--- Supplied entries ---

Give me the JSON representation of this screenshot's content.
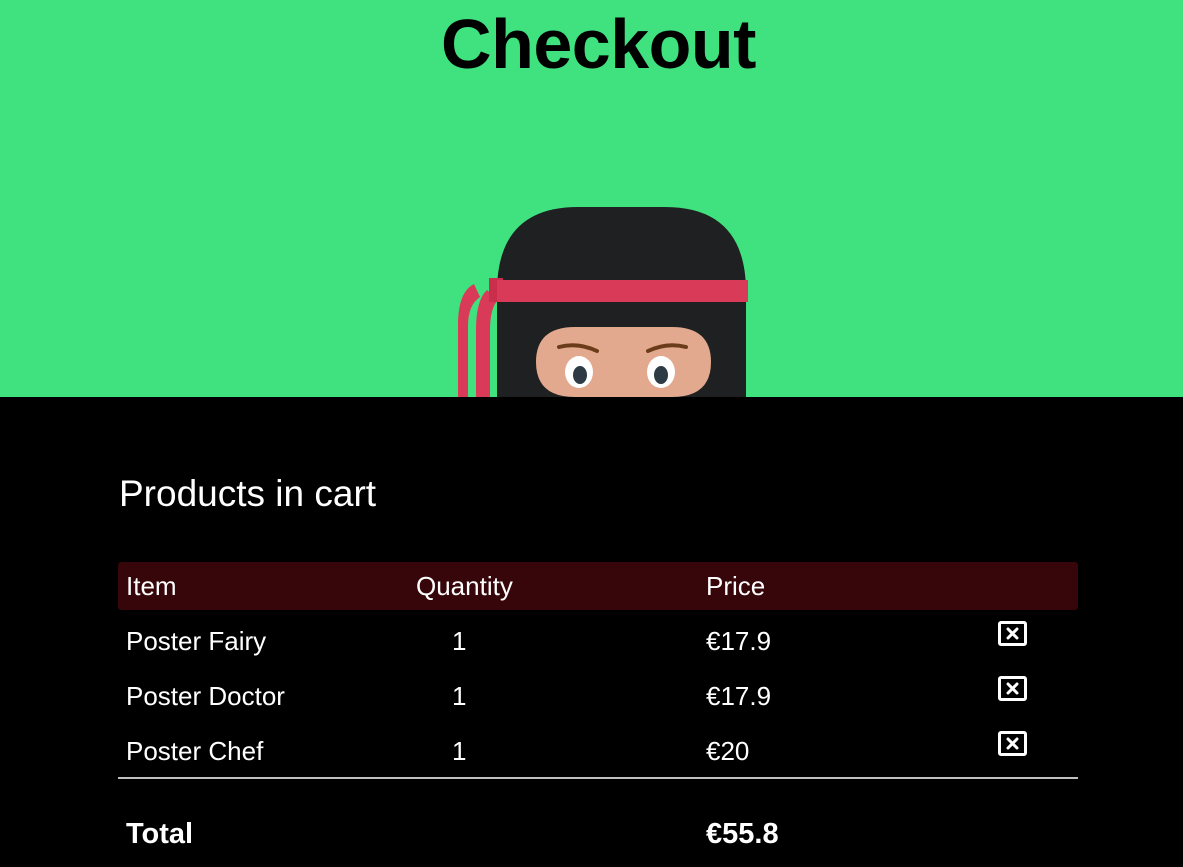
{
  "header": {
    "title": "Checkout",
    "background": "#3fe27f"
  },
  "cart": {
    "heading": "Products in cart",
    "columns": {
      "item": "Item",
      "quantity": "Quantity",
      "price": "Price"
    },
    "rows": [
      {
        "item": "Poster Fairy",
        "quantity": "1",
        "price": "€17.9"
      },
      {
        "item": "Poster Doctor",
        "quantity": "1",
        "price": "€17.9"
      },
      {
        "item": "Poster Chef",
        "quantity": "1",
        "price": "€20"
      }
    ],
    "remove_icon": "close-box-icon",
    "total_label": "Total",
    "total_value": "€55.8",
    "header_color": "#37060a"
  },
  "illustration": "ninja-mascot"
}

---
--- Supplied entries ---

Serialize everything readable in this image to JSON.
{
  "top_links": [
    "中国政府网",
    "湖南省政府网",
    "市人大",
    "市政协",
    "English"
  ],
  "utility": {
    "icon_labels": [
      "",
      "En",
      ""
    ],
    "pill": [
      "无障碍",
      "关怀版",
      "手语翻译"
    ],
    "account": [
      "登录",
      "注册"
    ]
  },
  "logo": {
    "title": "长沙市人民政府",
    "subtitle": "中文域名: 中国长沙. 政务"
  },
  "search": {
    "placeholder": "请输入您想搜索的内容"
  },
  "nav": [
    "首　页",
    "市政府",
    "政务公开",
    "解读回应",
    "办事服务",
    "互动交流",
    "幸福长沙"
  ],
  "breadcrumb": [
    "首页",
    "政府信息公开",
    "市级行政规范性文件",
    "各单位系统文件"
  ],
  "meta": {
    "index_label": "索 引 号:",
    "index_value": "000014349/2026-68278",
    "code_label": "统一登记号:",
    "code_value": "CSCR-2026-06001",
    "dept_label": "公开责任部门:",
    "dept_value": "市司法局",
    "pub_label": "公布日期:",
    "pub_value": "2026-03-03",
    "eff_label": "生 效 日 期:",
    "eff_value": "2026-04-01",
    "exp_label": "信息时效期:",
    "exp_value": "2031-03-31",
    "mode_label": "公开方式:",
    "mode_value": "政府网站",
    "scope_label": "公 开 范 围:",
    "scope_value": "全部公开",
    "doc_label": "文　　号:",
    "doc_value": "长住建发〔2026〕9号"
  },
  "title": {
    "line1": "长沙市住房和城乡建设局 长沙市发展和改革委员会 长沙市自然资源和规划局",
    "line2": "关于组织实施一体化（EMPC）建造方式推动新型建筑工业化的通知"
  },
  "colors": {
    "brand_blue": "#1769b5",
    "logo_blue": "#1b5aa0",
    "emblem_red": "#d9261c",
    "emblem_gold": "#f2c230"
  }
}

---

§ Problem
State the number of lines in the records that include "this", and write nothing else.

§ Reply
2